Your idea map: Tuan obviously uses maps in a lot of different ways in Space and Place. These maps are not only geographical guides but also often guide a viewer through a concept, a way of thinking about what happens in a space or place, or a person or group’s relationship to it. In anticipation of your first formal essay for this course, you’ll be creating an “idea map” much like the sample distributed in class. As you’ll see, this sample map is for an argumentative essay about animal rights. In the center of your map, however, there will be a different focus:
“How do concepts of ‘place’ and ‘space’ shape our understanding of [literary element: plot, character development, setting, or narrative point of view] in [any story we’ve read so far]?”
Please fill in the blanks as you choose. Consider, too, that this will turn into a five-page essay, so you’ll want to choose a story about which you feel you can sustain a longer discussion. Assuming your idea map is at least as developed as the sample I gave out in class (though don’t be shy about letting it spill over into multiple pages), I will count this as your blog post for this week. Here are the two qualifications:

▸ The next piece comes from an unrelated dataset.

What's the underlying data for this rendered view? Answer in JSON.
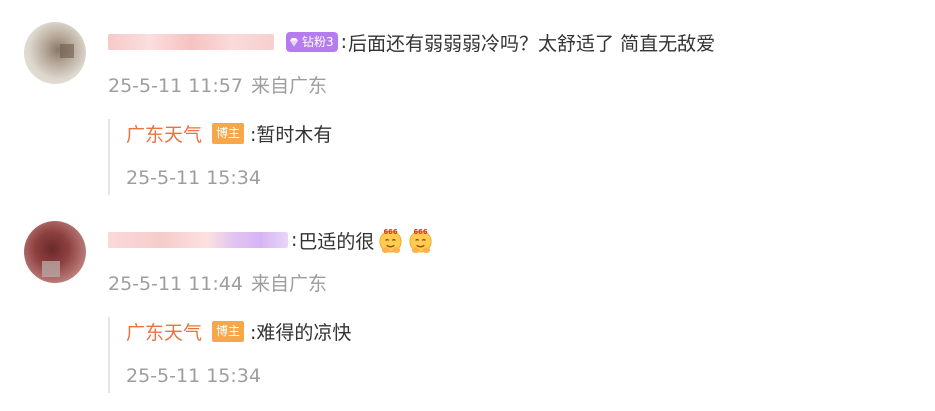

1) every0ne should come prepared on Tuesday, February 22nd, with THREE HARD COPIES of their idea map (so, if you’re in the Thursday group, you’re submitting on Tuesday this week so that we can all discuss our maps together) and

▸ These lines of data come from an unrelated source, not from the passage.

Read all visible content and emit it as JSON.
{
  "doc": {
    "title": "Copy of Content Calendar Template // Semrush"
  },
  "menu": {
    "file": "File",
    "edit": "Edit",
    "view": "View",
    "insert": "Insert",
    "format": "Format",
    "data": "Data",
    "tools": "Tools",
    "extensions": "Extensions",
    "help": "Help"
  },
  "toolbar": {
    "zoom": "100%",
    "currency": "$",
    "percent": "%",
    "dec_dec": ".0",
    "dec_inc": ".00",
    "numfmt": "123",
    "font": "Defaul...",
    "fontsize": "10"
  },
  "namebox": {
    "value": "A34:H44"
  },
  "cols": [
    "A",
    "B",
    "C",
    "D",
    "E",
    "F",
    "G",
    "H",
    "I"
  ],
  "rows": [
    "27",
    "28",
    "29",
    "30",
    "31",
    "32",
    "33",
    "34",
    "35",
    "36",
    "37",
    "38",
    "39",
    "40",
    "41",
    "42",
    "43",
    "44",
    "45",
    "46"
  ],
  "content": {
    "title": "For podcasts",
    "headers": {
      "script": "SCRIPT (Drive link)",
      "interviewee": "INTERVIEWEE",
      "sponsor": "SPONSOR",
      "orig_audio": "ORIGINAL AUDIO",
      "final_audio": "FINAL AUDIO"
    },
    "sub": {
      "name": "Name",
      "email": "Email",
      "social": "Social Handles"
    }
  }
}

2) if I feel your map is not reasonably developed when you come in on Tuesday (i.e. if it looks like it has been created in less time than it takes to ride the bus to Queens College or if it does not actually include concrete ideas that can be used in a paper), I reserve the right to ask you to complete a blog post about Thursday’s reading on top of this, as we normally would.
You can create your idea map on the computer (using the Microsoft Word drawing tools) or by hand. You cna alos try using PowerPoint or Prezi. You may want to do multiple drafts of the map. The idea map is a tool for generating ideas and is not a step-by-step “outline” of a final essay.
There are a number of ways to begin to add to the map. Your first level of branches could lead to ideas from Tuan that have caught your attention that you know you want to use OR they could contain specific instances that define one central character (if that’s the literary element you’ve chosen) in a story. Each branch should allow you to follow a train of thought outward until you cannot think of anything else that relates. Then, start a new branch. You can include short sentences or questions but please avoid using brief phrases or single words, which won’t help you to develop your ideas very well.
On Tuesday, before we trade idea maps, I’ll show you a sample idea map I’ve created from your small group responses to Kafka’s “The Metamorphosis.”
How you design this is largely up to you. The important part of the process is allowing yourself to seriously explore the different trains of thought that relate to the topic of your first paper, rather than just settling on the first thing that comes to mind (and, perhaps, discovering later that you don’t have much to say about it).